§ **EXERCISE DESCRIPTION**: Your task is to print all of the entries exactly, though the pictures should not be included.

SOURCE RECORDS: Begin

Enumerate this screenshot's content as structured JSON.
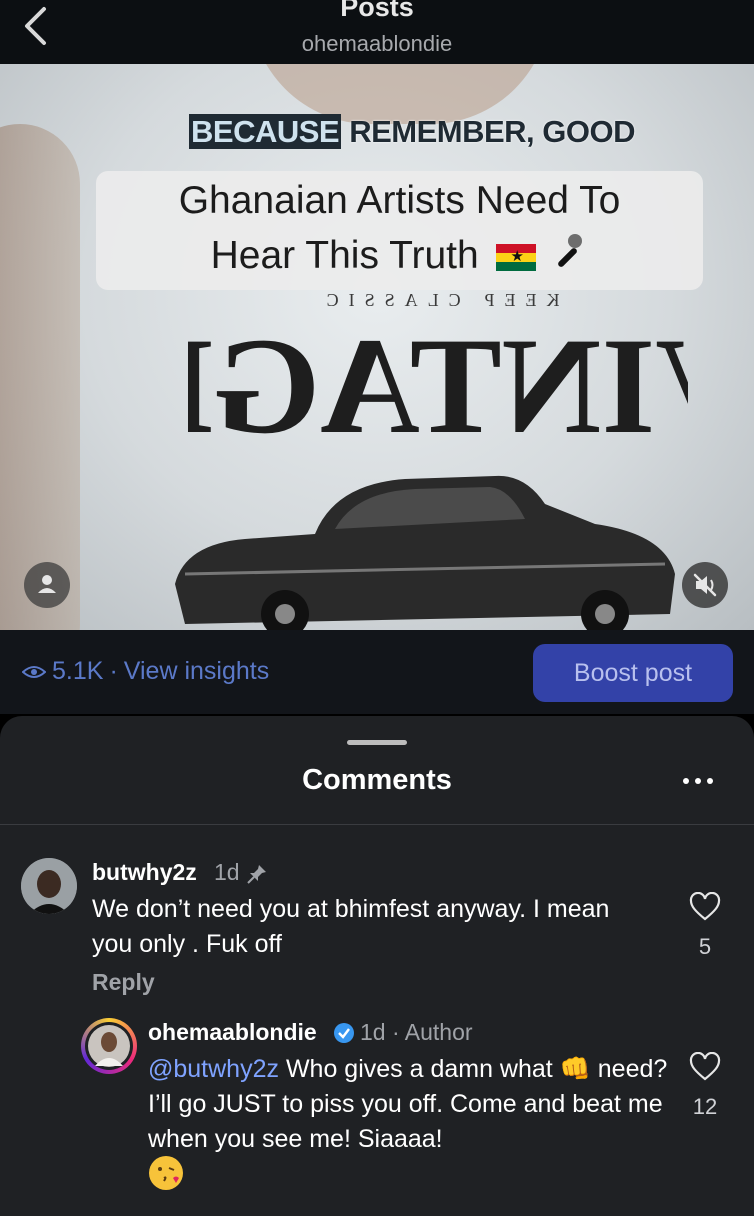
{
  "header": {
    "title": "Posts",
    "username": "ohemaablondie"
  },
  "media": {
    "caption_top": {
      "word1": "BECAUSE",
      "rest": "REMEMBER, GOOD"
    },
    "caption_box": {
      "line1": "Ghanaian Artists Need To",
      "line2": "Hear This Truth"
    },
    "shirt_small_text": "KEEP CLASSIC",
    "shirt_big_text": "VINTAGE"
  },
  "insights": {
    "views": "5.1K",
    "separator": "·",
    "view_insights_label": "View insights",
    "boost_label": "Boost post"
  },
  "comments": {
    "title": "Comments",
    "items": [
      {
        "username": "butwhy2z",
        "time": "1d",
        "pinned": true,
        "text": "We don’t need you at bhimfest anyway. I mean you only . Fuk off",
        "reply_label": "Reply",
        "likes": "5"
      },
      {
        "username": "ohemaablondie",
        "verified": true,
        "time": "1d",
        "role": "Author",
        "mention": "@butwhy2z",
        "text": " Who gives a damn what 👊 need? I’ll go JUST to piss you off. Come and beat me when you see me! Siaaaa!",
        "likes": "12"
      }
    ]
  },
  "colors": {
    "accent": "#3342a8",
    "link": "#5b79c8",
    "sheet_bg": "#1f2124"
  }
}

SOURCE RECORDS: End

§ **WRITTEN SOLUTION**:
Enumerate this screenshot's content as structured JSON.
{
  "header": {
    "title": "Posts",
    "username": "ohemaablondie"
  },
  "media": {
    "caption_top": {
      "word1": "BECAUSE",
      "rest": "REMEMBER, GOOD"
    },
    "caption_box": {
      "line1": "Ghanaian Artists Need To",
      "line2": "Hear This Truth"
    },
    "shirt_small_text": "KEEP CLASSIC",
    "shirt_big_text": "VINTAGE"
  },
  "insights": {
    "views": "5.1K",
    "separator": "·",
    "view_insights_label": "View insights",
    "boost_label": "Boost post"
  },
  "comments": {
    "title": "Comments",
    "items": [
      {
        "username": "butwhy2z",
        "time": "1d",
        "pinned": true,
        "text": "We don’t need you at bhimfest anyway. I mean you only . Fuk off",
        "reply_label": "Reply",
        "likes": "5"
      },
      {
        "username": "ohemaablondie",
        "verified": true,
        "time": "1d",
        "role": "Author",
        "mention": "@butwhy2z",
        "text": " Who gives a damn what 👊 need? I’ll go JUST to piss you off. Come and beat me when you see me! Siaaaa!",
        "likes": "12"
      }
    ]
  },
  "colors": {
    "accent": "#3342a8",
    "link": "#5b79c8",
    "sheet_bg": "#1f2124"
  }
}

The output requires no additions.